Hungary’s government has ordered an investigation of domestic low-cost carrier Wizz Air over what it calls possible breaches of consumer protection laws, the second such investigation it has launched against an airline since June.
The probe, ordered by Hungary’s Ministry of Justice comes after the ministry said it received an increase in complaints against the Budapest-based airline over its failure to provide information and assistance to customers whose flights are delayed or canceled, according to Hungary’s state news agency MTI.
Other complaints included Wizz Air failing to provide accommodation and rebooking for affected passengers, failure to respond to consumer complaints within 30 days, and operating a paid customer service line, which violates Hungarian law and consumer rights, the ministry said in a statement.
It is the second investigation against an airline launched by Prime Minister Viktor Orban’s nationalist government since June when it announced it would impose windfall taxes on industries from banking to insurance to airlines that have enjoyed “extra profits” arising from soaring demand after the pandemic – a claim some companies have contested.
Earlier this month, Hungary accused budget carrier Ryanair of consumer protection violations and fined it more than three-quarters of a million euros after the company raised ticket prices to cope with the new tax, which Ryanair CEO Michael O’Leary has called “highway robbery” and “idiotic.”
The government hopes to raise 815 billion forints ($2.1 billion) from the tax policy to see the country through a period of soaring inflation and energy prices, and budget shortfalls from pre-election handouts earlier this year in which Orban won a fourth consecutive term.
Wizz Air didn’t immediately respond to requests for comment.

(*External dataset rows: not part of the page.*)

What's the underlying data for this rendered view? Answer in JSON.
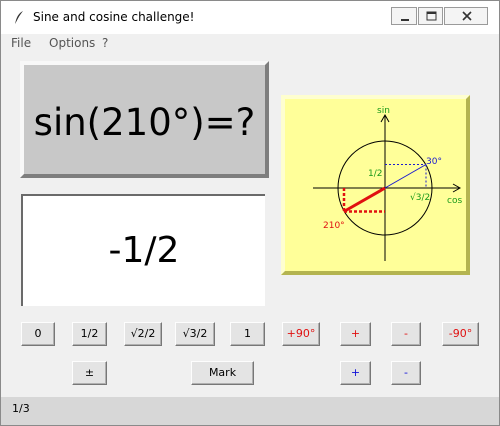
{
  "window": {
    "title": "Sine and cosine challenge!"
  },
  "menu": [
    "File",
    "Options",
    "?"
  ],
  "question": {
    "text": "sin(210°)=?"
  },
  "answer": {
    "text": "-1/2"
  },
  "diagram": {
    "labels": {
      "sin": "sin",
      "cos": "cos",
      "half": "1/2",
      "sqrt3_2": "√3/2",
      "ref_angle": "30°",
      "angle": "210°"
    },
    "colors": {
      "background": "#ffff99",
      "reference": "#1a1ad0",
      "answer": "#e01010",
      "label_green": "#1a9a1a"
    }
  },
  "buttons": {
    "row1": [
      "0",
      "1/2",
      "√2/2",
      "√3/2",
      "1",
      "+90°",
      "+",
      "-",
      "-90°"
    ],
    "row2": [
      "±",
      "Mark",
      "+",
      "-"
    ]
  },
  "status": {
    "text": "1/3"
  }
}
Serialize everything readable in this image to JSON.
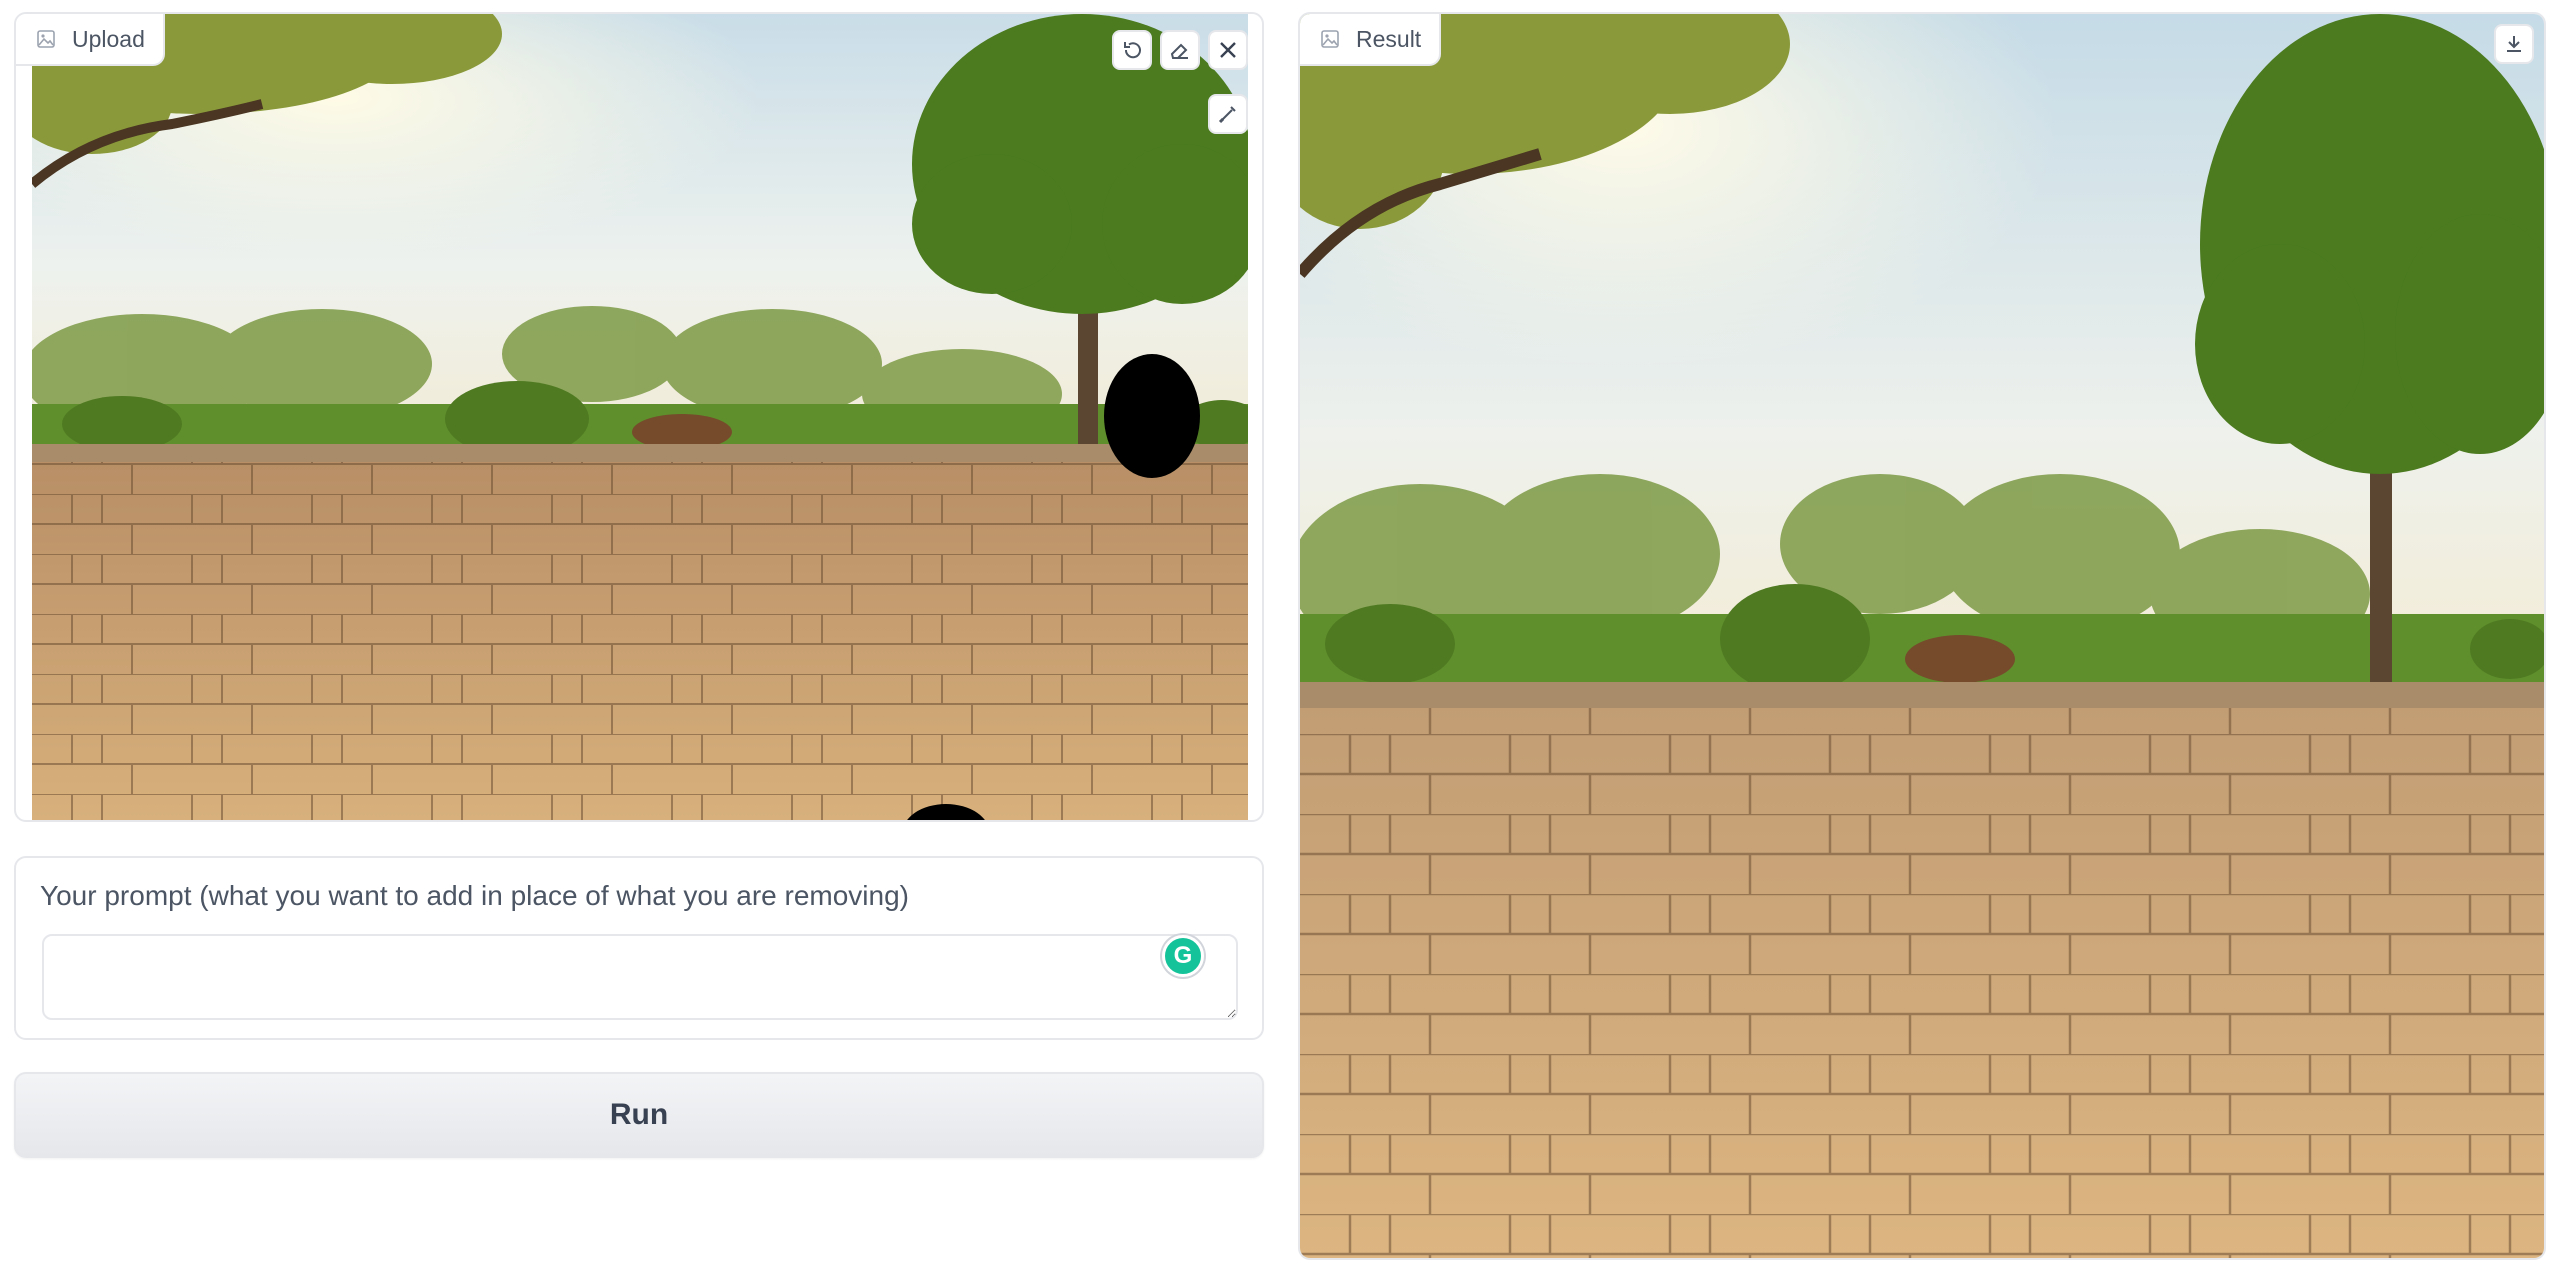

In a statement, the Ministry of Justice said the aim of the procedure is to “detect, stop and sanction any possible illegal behavior since all businesses must comply with the law.”